The Author: John Steinbeck Biographical Information
Born in Salinas, California in 1902. His father was a county treasurer and his mother was a school teacher. From her, Steinbeck acquired a great love of books.
Steinbeck attended the local high school and worked on farms and ranches during his vacations. Between 1920 and 1926, he studied marine biology at Stanford University, but did not take a degree-he always planned to be a writer. Several of his early poems and short stories appeared in university publications. After college he held a job as a reporter in New York, but was fired because he started to insert his own opinions into the articles he wrote. Steinbeck returned to California. While writing, Steinbeck took odd jobs. He was an apprentice painter, caretaker of an estate, surveyor, fruit-picker and fisherman.
Steinbeck was a naturalistic writer; the search for truth defines the form and content of his works.
He demonstrated firsthand knowledge in writing about actual experiences he had.
The language is “common,” to reflect the realism of his characters who are common.
Steinbeck uses symbolism to add impact to his theme for the cause of the common man.
He takes the simple actions of his story and manipulates their elements to make a statement of human truth, which goes beyond the text. It is important for a reader to recognize that there is more beyond the surface of his narratives.
Also, Steinbeck reveals the interrelatedness of good and evil in his story of man’s condition and position in life
The Pearl may be considered a parable ( a narrative with a moral)

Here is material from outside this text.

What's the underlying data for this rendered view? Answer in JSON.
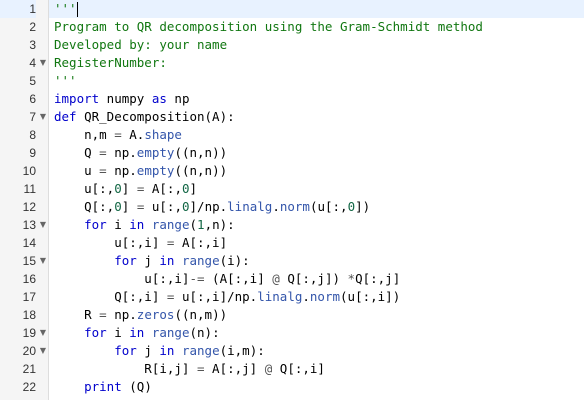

In this narrative a fisherman, who has led a simple, tranquil, existence tries to rise above his station. The Pearl tells of a society with which the protagonist Kino comes in conflict. Throughout the story, Steinbeck shows us a society of prejudice and greed. This is a society that has no intention of allowing an outsider, an unprivileged person, to realize the dream of bettering his life. This society is determined to hold him back.